In all of this, the woman at the heart of the trial has been marginalised and silenced. The critical issue – rape and sexual assault – has become secondary to political sparring between the two men. Sonko and Sall have been centred in this three-year-long spectacle, while Adij Sarr, the victim has had to live in hiding against the backdrop of death threats and repeated character assassination. Senegal, like most countries in the region, is deeply religious and socially conservative. Sarr worked as a masseuse in a beauty salon –  a modern industry associated with glamour and sensuality – making her an outlier in Senegalese society, which has facilitated victim-blaming.

Meanwhile, Sonko, the man that so many Senegalese young men venerate, has mocked the entire process. Since 2021, Sonko has vehemently denied the rape claim and just last week in an attempt to prove his innocence, Sonko was quoted saying “If I wanted to rape a woman, I wouldn’t choose a brain-damaged monkey”. Statements like these are appalling as they unearth the insidious aspect of rape culture, which dehumanises women. 

This type of misogyny is pervasive in Senegalese society where sexual assault victims are often belittled and vilified while perpetrators take centre stage and are often let off with a slap on the wrist. The country is making slow progress towards addressing the problem. Senegal only criminalised rape in 2020, and implementing the new law has been a challenge. 

There are indications that culture wars are coming to Senegal, with the population taking sides in high-profile cases. The alleged rape of a 15-year-old girl by the 19-year-old son of a celebrity journalist in May 2021 prompted popular protests, with Senegalese mobilising under the hashtag #JusticePourLouise. However, when, in November 2021, former Miss Senegal Fatima Dione alleged that she was raped and became pregnant during her time as a pageant queen, her revelation was criticised by the President of the beauty pageant organising committee, Amina Badiane. 

Sall and positive masculinity 

President Sall is no innocent bystander in these debates. Like Sonko, he has instrumentalised them for political ends. Sall has presented Senegal as a regional leader in gender empowerment. With women occupying 43% of parliamentary seats, Senegal leads West Africa in women’s political participation and is ranked third on the continent. 

The Sall administration has worked with the international community to mainstream gender and women’s empowerment in public policy. In 2018, President Sall launched the HeForShe movement, presenting himself as a campaign leader – a HeForShe Champion. While serving as AU Chair, Sall hosted the second Men’s Conference on Positive Masculinity in Dakar last November. Yet, despite these apparent achievements, female activists in Senegal continue to sound the alarm. 

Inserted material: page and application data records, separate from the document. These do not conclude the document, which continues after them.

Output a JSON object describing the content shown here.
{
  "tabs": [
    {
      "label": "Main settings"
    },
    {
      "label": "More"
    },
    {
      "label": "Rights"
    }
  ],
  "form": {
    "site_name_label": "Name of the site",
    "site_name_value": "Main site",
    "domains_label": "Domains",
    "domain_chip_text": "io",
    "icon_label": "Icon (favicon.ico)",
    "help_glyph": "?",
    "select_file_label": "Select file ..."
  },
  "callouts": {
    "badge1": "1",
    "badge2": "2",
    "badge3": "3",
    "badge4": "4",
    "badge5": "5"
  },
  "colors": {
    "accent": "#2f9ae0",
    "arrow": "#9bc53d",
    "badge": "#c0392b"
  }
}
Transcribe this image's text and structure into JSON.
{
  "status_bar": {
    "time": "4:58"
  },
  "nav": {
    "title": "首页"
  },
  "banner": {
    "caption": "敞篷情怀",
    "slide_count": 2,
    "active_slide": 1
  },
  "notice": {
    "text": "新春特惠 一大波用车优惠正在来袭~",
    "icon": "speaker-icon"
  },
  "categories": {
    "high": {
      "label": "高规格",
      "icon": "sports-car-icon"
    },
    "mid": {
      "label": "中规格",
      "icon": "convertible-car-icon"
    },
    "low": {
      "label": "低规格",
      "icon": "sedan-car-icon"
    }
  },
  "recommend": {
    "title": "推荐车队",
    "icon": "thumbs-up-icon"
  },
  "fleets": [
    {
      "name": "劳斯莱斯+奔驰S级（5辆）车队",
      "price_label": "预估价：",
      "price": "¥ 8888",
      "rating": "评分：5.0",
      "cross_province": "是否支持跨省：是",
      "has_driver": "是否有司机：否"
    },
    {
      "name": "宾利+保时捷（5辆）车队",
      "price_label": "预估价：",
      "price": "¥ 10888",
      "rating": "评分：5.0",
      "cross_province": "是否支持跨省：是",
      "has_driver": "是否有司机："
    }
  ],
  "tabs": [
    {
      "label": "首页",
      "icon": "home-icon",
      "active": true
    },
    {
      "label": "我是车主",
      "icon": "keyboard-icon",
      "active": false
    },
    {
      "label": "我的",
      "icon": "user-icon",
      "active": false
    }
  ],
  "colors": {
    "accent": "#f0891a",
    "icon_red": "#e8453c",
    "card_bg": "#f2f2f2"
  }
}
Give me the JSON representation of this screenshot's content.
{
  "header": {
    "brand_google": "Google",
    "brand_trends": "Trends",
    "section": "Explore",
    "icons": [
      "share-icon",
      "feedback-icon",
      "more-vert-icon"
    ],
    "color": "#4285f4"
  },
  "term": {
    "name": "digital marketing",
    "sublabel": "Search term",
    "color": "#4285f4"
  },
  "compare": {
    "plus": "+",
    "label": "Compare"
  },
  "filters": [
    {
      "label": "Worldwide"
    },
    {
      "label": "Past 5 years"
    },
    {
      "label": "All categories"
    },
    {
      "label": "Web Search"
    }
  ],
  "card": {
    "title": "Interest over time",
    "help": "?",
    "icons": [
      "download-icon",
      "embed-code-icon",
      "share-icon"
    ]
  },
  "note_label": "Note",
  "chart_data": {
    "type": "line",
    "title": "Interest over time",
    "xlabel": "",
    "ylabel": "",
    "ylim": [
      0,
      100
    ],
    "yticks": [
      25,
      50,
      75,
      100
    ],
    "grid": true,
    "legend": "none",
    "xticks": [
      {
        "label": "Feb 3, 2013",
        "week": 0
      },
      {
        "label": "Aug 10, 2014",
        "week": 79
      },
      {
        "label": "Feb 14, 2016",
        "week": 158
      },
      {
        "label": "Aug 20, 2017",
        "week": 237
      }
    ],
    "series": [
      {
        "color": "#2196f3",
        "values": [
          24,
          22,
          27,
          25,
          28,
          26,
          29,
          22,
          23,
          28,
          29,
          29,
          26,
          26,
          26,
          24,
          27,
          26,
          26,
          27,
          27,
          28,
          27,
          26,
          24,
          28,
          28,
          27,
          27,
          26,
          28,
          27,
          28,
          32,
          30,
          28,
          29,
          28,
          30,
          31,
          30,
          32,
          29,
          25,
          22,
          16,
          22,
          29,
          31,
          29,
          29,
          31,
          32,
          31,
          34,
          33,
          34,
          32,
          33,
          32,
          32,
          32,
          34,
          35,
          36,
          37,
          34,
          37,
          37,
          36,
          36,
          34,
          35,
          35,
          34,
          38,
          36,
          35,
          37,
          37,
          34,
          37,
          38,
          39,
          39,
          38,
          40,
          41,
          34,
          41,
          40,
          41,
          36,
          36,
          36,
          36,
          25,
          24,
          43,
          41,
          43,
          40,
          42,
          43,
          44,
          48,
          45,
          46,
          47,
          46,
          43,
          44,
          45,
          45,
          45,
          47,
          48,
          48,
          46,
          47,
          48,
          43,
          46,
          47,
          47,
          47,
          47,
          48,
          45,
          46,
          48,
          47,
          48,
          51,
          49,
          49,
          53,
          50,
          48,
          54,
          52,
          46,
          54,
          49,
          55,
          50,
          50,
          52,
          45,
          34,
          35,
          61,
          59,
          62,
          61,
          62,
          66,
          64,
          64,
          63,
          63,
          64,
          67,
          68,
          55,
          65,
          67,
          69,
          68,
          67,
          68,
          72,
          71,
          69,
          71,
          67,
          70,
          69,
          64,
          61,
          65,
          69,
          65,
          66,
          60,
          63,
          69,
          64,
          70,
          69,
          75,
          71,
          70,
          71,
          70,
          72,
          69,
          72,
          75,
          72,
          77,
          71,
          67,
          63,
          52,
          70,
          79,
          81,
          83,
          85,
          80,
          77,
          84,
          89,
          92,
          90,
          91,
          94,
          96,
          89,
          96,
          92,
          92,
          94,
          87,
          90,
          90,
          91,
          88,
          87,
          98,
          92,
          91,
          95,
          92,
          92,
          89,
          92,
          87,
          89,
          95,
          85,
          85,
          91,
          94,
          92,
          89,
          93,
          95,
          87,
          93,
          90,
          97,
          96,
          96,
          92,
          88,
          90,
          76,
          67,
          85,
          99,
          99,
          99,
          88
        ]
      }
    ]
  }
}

What good is democracy if only half the population benefits?

Gender and its intersection with society and culture remains deeply political – both in Senegal and across the region. Sonko’s trial has served to empower frustrated young men and marginalise vulnerable young women. It also represents a missed opportunity to champion the rights of victims of sexual violence.

If Macky Sall comes out on top, then the judicial and democratic processes will be called into question. If Sonko comes out on top, then Senegal’s women will have to wrestle with the idea that their country chose a candidate who does not deeply value their contributions to society. 


About the Author

Iniye Spiff is a consultant at Africa Practice, advising clients in the development sector with a particular focus on political economy, global health and gender in Anglophone and Francophone West Africa. The above represents her views and not those of Africa Practice. She can be contacted at [email protected]

Image credit: Fatou Warkha Sambe via Open Democracy